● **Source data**
===
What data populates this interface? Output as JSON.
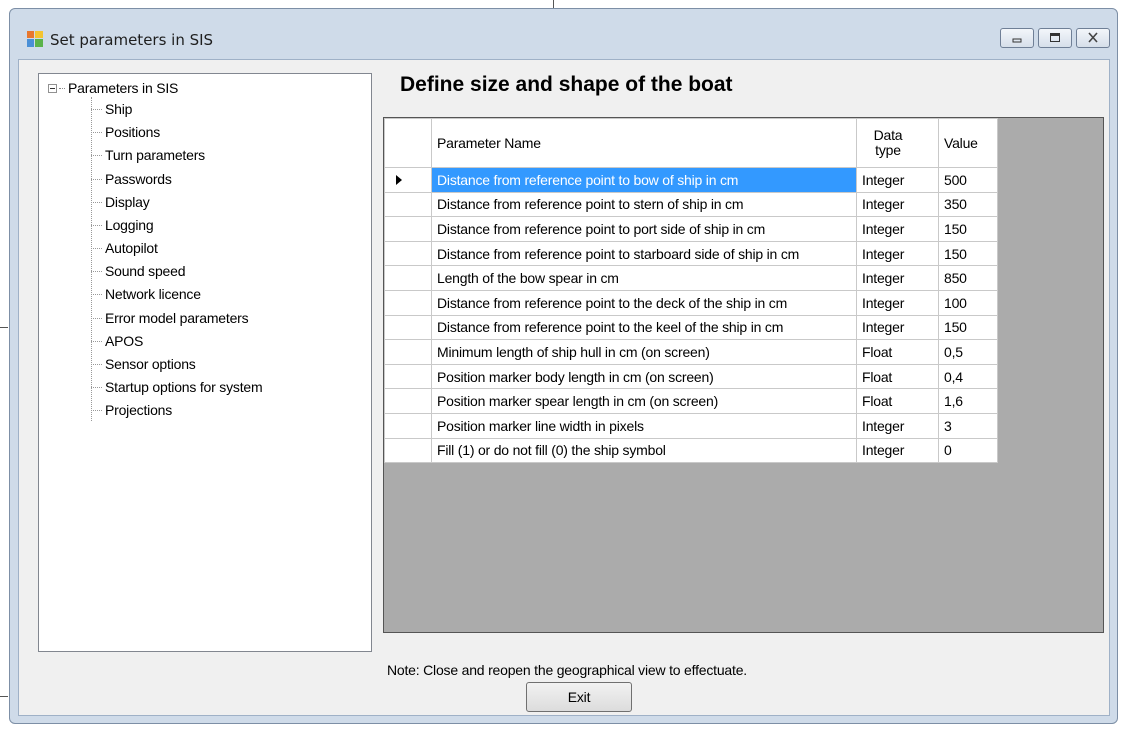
{
  "window": {
    "title": "Set parameters in SIS",
    "icon": "app-icon",
    "controls": [
      "minimize-icon",
      "maximize-icon",
      "close-icon"
    ]
  },
  "tree": {
    "root_label": "Parameters in SIS",
    "items": [
      "Ship",
      "Positions",
      "Turn parameters",
      "Passwords",
      "Display",
      "Logging",
      "Autopilot",
      "Sound speed",
      "Network licence",
      "Error model parameters",
      "APOS",
      "Sensor options",
      "Startup options for system",
      "Projections"
    ]
  },
  "main": {
    "heading": "Define size and shape of the boat",
    "grid": {
      "columns": {
        "name": "Parameter Name",
        "type": "Data type",
        "value": "Value"
      },
      "rows": [
        {
          "name": "Distance from reference point to bow of ship in cm",
          "type": "Integer",
          "value": "500"
        },
        {
          "name": "Distance from reference point to stern of ship in cm",
          "type": "Integer",
          "value": "350"
        },
        {
          "name": "Distance from reference point to port side of ship in cm",
          "type": "Integer",
          "value": "150"
        },
        {
          "name": "Distance from reference point to starboard side of ship in cm",
          "type": "Integer",
          "value": "150"
        },
        {
          "name": "Length of the bow spear in cm",
          "type": "Integer",
          "value": "850"
        },
        {
          "name": "Distance from reference point to the deck of the ship in cm",
          "type": "Integer",
          "value": "100"
        },
        {
          "name": "Distance from reference point to the keel of the ship in cm",
          "type": "Integer",
          "value": "150"
        },
        {
          "name": "Minimum length of ship hull in cm (on screen)",
          "type": "Float",
          "value": "0,5"
        },
        {
          "name": "Position marker body length in cm (on screen)",
          "type": "Float",
          "value": "0,4"
        },
        {
          "name": "Position marker spear length in cm (on screen)",
          "type": "Float",
          "value": "1,6"
        },
        {
          "name": "Position marker line width in pixels",
          "type": "Integer",
          "value": "3"
        },
        {
          "name": "Fill (1) or do not fill (0) the ship symbol",
          "type": "Integer",
          "value": "0"
        }
      ]
    },
    "note": "Note: Close and reopen the geographical view to effectuate.",
    "exit_label": "Exit"
  },
  "colors": {
    "selection": "#3399ff",
    "grid_background": "#ababab",
    "window_frame": "#cfdbe9"
  }
}
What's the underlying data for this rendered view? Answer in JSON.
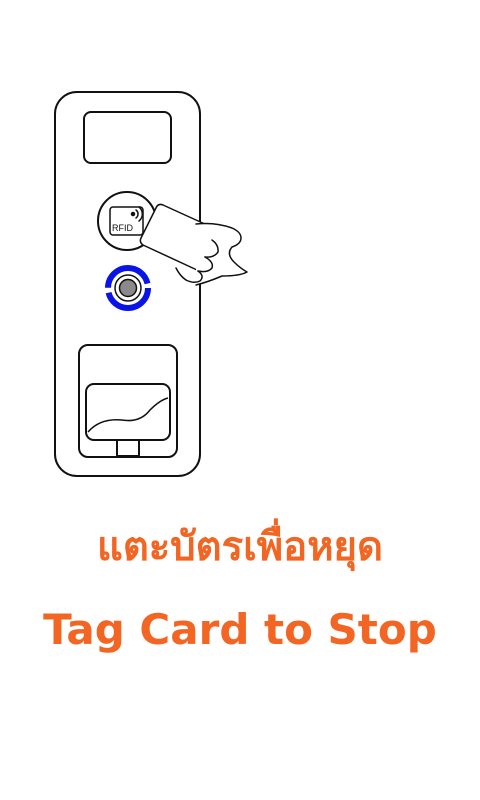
{
  "instruction": {
    "thai": "แตะบัตรเพื่อหยุด",
    "english": "Tag Card to Stop"
  },
  "reader": {
    "rfid_label": "RFID"
  },
  "colors": {
    "text_accent": "#f26522",
    "ring_blue": "#0a14e6",
    "outline": "#111111",
    "background": "#ffffff"
  }
}
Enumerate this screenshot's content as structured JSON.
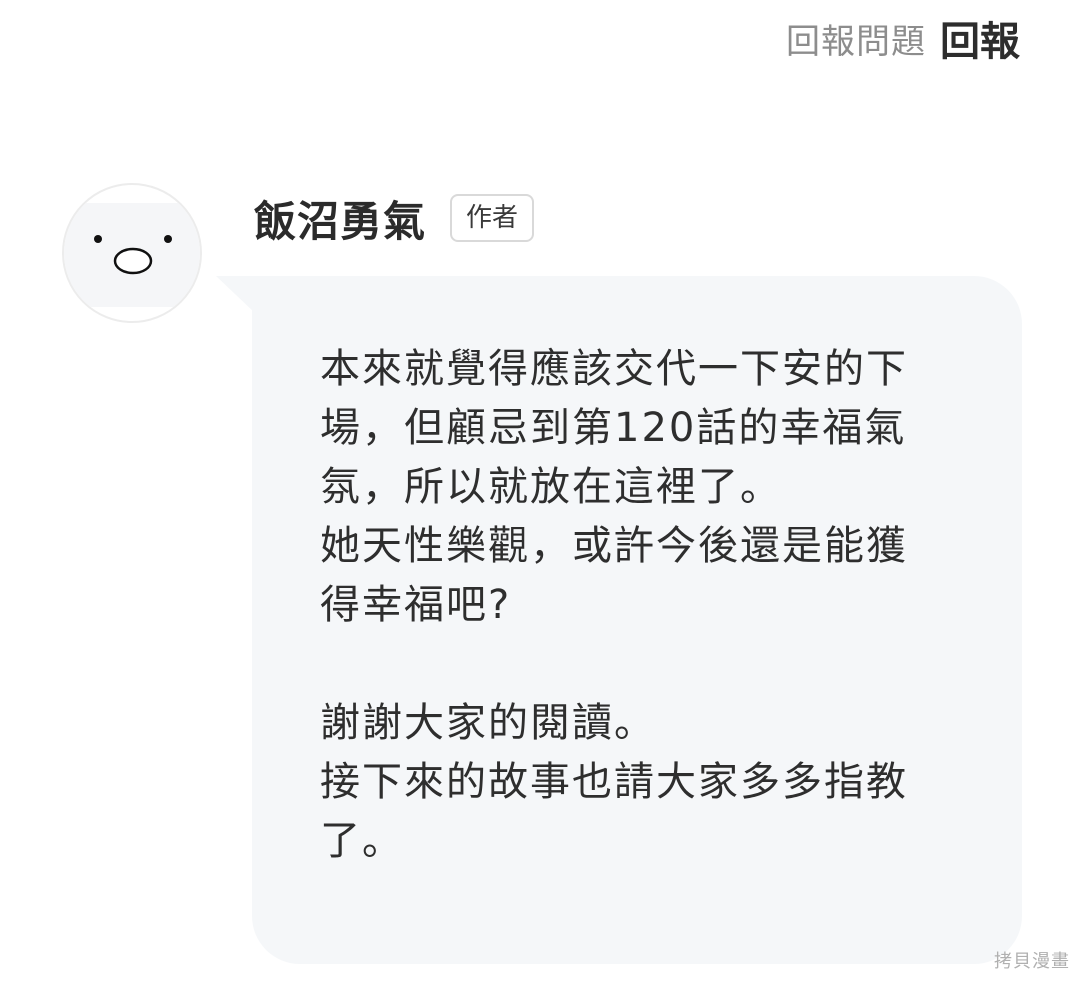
{
  "header": {
    "report_issue_label": "回報問題",
    "report_label": "回報"
  },
  "comment": {
    "author_name": "飯沼勇氣",
    "author_badge": "作者",
    "lines": [
      "本來就覺得應該交代一下安的下",
      "場，但顧忌到第120話的幸福氣",
      "氛，所以就放在這裡了。",
      "她天性樂觀，或許今後還是能獲",
      "得幸福吧?",
      "",
      "謝謝大家的閱讀。",
      "接下來的故事也請大家多多指教",
      "了。"
    ]
  },
  "watermark": "拷貝漫畫",
  "icons": {
    "avatar": "default-face-avatar-icon"
  },
  "colors": {
    "bubble_bg": "#f5f7f9",
    "text": "#2e2e2e",
    "muted": "#8d8d8d"
  }
}
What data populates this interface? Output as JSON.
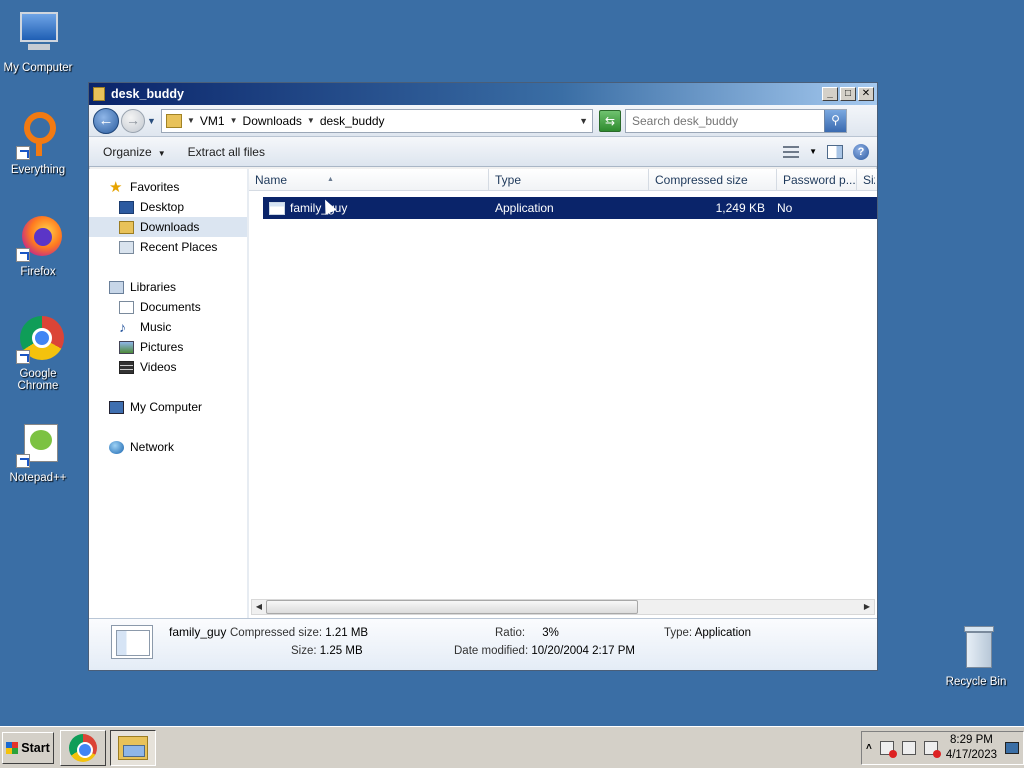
{
  "desktop": {
    "icons": [
      {
        "label": "My Computer"
      },
      {
        "label": "Everything"
      },
      {
        "label": "Firefox"
      },
      {
        "label": "Google Chrome"
      },
      {
        "label": "Notepad++"
      }
    ],
    "recycle_bin": "Recycle Bin"
  },
  "window": {
    "title": "desk_buddy",
    "buttons": {
      "minimize": "_",
      "maximize": "□",
      "close": "✕"
    },
    "breadcrumb": [
      "VM1",
      "Downloads",
      "desk_buddy"
    ],
    "search_placeholder": "Search desk_buddy",
    "toolbar": {
      "organize": "Organize",
      "extract": "Extract all files"
    },
    "nav": {
      "favorites": "Favorites",
      "desktop": "Desktop",
      "downloads": "Downloads",
      "recent": "Recent Places",
      "libraries": "Libraries",
      "documents": "Documents",
      "music": "Music",
      "pictures": "Pictures",
      "videos": "Videos",
      "computer": "My Computer",
      "network": "Network"
    },
    "columns": [
      "Name",
      "Type",
      "Compressed size",
      "Password p...",
      "Siz"
    ],
    "files": [
      {
        "name": "family_guy",
        "type": "Application",
        "compressed_size": "1,249 KB",
        "password": "No"
      }
    ],
    "details": {
      "name": "family_guy",
      "compressed_size_label": "Compressed size:",
      "compressed_size": "1.21 MB",
      "size_label": "Size:",
      "size": "1.25 MB",
      "ratio_label": "Ratio:",
      "ratio": "3%",
      "modified_label": "Date modified:",
      "modified": "10/20/2004 2:17 PM",
      "type_label": "Type:",
      "type": "Application"
    }
  },
  "taskbar": {
    "start": "Start",
    "time": "8:29 PM",
    "date": "4/17/2023"
  }
}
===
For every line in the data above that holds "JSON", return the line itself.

● **Written solution**
What data populates this interface? Output as JSON.
What's the underlying data for this rendered view? Answer in JSON.
Enumerate this screenshot's content as structured JSON.
What data populates this interface? Output as JSON.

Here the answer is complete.